TRY IT: Repeat the records below exactly, leaving out every picture.

*** Opening of MATERIAL TO PROCESS ***

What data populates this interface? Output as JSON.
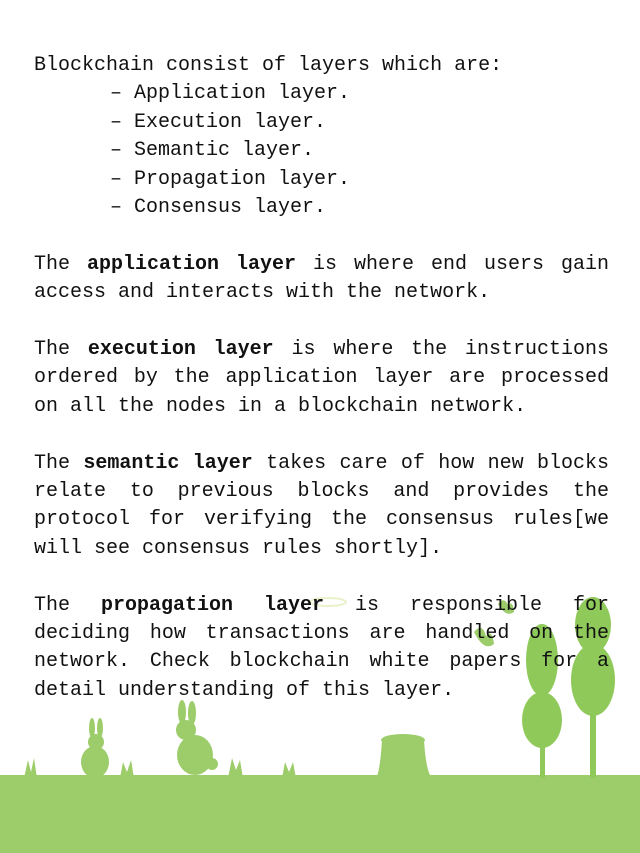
{
  "intro": "Blockchain consist of layers which are:",
  "layers_list": [
    "Application layer.",
    "Execution layer.",
    "Semantic layer.",
    "Propagation layer.",
    "Consensus layer."
  ],
  "paragraphs": [
    {
      "lead": "The ",
      "term": "application layer",
      "body": " is where end users gain access and interacts with the network."
    },
    {
      "lead": "The ",
      "term": "execution layer",
      "body": " is where the instructions ordered by the application layer are processed on all the nodes in a blockchain network."
    },
    {
      "lead": "The ",
      "term": "semantic layer",
      "body": " takes care of how new blocks relate to previous blocks and provides the protocol for verifying the consensus rules[we will see consensus rules shortly]."
    },
    {
      "lead": "The ",
      "term": "propagation layer",
      "body": " is responsible for deciding how transactions are handled on the network. Check blockchain white papers for a detail understanding of this layer."
    }
  ],
  "colors": {
    "text": "#111111",
    "grass": "#9ccd6a",
    "tree": "#8ec95a",
    "background": "#ffffff"
  },
  "icons": [
    "rabbit-icon",
    "tree-icon",
    "tree-stump-icon",
    "bird-icon",
    "grass-tuft-icon"
  ]
}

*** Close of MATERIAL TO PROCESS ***

TASK RESPONSE:
What data populates this interface? Output as JSON.
{
  "intro": "Blockchain consist of layers which are:",
  "layers_list": [
    "Application layer.",
    "Execution layer.",
    "Semantic layer.",
    "Propagation layer.",
    "Consensus layer."
  ],
  "paragraphs": [
    {
      "lead": "The ",
      "term": "application layer",
      "body": " is where end users gain access and interacts with the network."
    },
    {
      "lead": "The ",
      "term": "execution layer",
      "body": " is where the instructions ordered by the application layer are processed on all the nodes in a blockchain network."
    },
    {
      "lead": "The ",
      "term": "semantic layer",
      "body": " takes care of how new blocks relate to previous blocks and provides the protocol for verifying the consensus rules[we will see consensus rules shortly]."
    },
    {
      "lead": "The ",
      "term": "propagation layer",
      "body": " is responsible for deciding how transactions are handled on the network. Check blockchain white papers for a detail understanding of this layer."
    }
  ],
  "colors": {
    "text": "#111111",
    "grass": "#9ccd6a",
    "tree": "#8ec95a",
    "background": "#ffffff"
  },
  "icons": [
    "rabbit-icon",
    "tree-icon",
    "tree-stump-icon",
    "bird-icon",
    "grass-tuft-icon"
  ]
}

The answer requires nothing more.